Such a vehicle had fetched us from the airport and now here it was again, transporting us through the city to the Shwe Dagon. Interestingly enough, the microphone at the front of the buses in Burma always worked perfectly, and out guide, Frau G, enlivened each journey with so many background facts that it was impossible to remember them all. Frau G’s interesting monologues were in German, which gave me work to do as I had to translate the salient bits into English for Pat. At times Frau G consulted the Burmese guide, who only spoke English. This resulted in Frau G translating her responses into German and me translating them back into English.
The city traffic was heavy – also a recent phenomenon, though the cars were generally not new. Most of them were of the Far Eastern or Australian variety. Public transport – apart from taxis and the geriatric buses – consists of a kind of open-sided van with seats along the sides, which act as communal taxis – in Thailand they are called ‘Subaru’ (even if they’re not!). In Burma more people seem to travel on the outside than on the inside. Though apparently only the men. Paradoxically it seems that women are apt to be molested inside these vehicles, so wouldn’t it make more sense if they hung onto the outside instead?
As the bus slipped past some office blocks wedged against colonial-era buildings, and shops advertising electronic goods, Frau G got us practising some essential Burmese expressions: Mingala ba (Hallo); Chezu ba (thank you); Thura may (goodbye) and of course the most important of all for the beer-drinkers in the group Jama vasi (Cheers!)
The Shwe Dagon pagoda needs no lengthy explanation. If you want to know the historical stuff you can google it. I hope the pictures will speak for themselves though to be honest, no photograph can possibly express the impact that this remarkable place made on me. Of course we picked a day when the long escalator that conducts you up to the courtyard from the western gateway was out of order (I wondered whether it ever actually works). We had to climb heavenwards on Shanks’s Pony. Ah well, nothing worthwhile is achieved without effort.
Shwe Dagon Western Gateway
But what an auspicious time we had picked to be there! The annual Shwedagon Pagoda Festival was underway for the first time since it had been banned when the military had seized power in 1988. Presumably they feared law and order problems after Aung San Suu Kyi addressed a crowd of 500,000 in front of the pagoda in the same year.

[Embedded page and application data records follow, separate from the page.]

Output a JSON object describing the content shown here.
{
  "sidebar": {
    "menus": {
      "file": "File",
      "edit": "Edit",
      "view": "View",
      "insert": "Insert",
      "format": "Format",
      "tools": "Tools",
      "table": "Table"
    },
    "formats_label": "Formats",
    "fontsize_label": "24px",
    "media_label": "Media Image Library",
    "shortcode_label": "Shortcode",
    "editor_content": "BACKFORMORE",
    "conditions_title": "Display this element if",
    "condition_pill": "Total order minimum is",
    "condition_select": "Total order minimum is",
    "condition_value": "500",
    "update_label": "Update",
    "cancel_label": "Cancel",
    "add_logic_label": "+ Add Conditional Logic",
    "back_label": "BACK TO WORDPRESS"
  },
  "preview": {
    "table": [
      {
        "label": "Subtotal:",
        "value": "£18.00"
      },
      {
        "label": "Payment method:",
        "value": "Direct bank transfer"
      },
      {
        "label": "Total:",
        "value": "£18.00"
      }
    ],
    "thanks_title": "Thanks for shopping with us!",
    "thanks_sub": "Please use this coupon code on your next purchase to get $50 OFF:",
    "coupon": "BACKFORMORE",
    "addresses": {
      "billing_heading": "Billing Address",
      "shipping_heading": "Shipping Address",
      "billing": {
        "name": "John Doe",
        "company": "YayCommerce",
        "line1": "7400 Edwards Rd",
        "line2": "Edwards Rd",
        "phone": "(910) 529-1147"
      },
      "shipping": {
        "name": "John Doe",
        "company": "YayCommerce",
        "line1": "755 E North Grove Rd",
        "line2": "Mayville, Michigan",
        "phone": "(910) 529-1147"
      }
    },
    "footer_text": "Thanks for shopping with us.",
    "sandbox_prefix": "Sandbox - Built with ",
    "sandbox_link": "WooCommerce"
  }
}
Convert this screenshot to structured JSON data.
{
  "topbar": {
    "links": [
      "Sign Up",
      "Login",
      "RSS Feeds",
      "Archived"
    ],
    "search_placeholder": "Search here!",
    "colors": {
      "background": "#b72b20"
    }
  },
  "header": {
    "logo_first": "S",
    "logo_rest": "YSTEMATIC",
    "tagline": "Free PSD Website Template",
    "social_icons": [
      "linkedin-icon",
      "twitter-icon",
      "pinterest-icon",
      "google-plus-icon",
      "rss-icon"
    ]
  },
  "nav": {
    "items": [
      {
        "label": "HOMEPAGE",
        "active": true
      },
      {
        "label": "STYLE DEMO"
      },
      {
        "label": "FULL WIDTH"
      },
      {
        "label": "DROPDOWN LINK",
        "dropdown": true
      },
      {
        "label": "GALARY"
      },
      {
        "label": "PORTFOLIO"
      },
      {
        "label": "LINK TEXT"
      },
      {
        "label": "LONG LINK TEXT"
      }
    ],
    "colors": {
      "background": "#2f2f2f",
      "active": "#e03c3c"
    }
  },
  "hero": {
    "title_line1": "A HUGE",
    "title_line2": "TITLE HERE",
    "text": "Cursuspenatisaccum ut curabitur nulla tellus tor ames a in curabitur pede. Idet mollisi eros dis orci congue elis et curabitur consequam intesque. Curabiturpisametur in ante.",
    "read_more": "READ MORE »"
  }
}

I circumambulated the vast courtyard, taking in the myriad golden shrines devoted to Buddha and the Nats (Burmese spiritual figures) and gasping at the stupendous golden pagoda and the filigree temples clustered around it. But mainly I simply stood or sat and watched the world go by: monks and Thai pilgrims offering flowers, families in their finery; and most spectacular of all procession after procession of parasol-bearing devotees, some bringing young novices to be initiated into monkhood. A never-ending, breath-taking, spectacular pageant, expressing a surge of optimism and joy and hope for the future.
A temple in the Shwe Dagon Courtyard
Some of the shrines surrounding the pagoda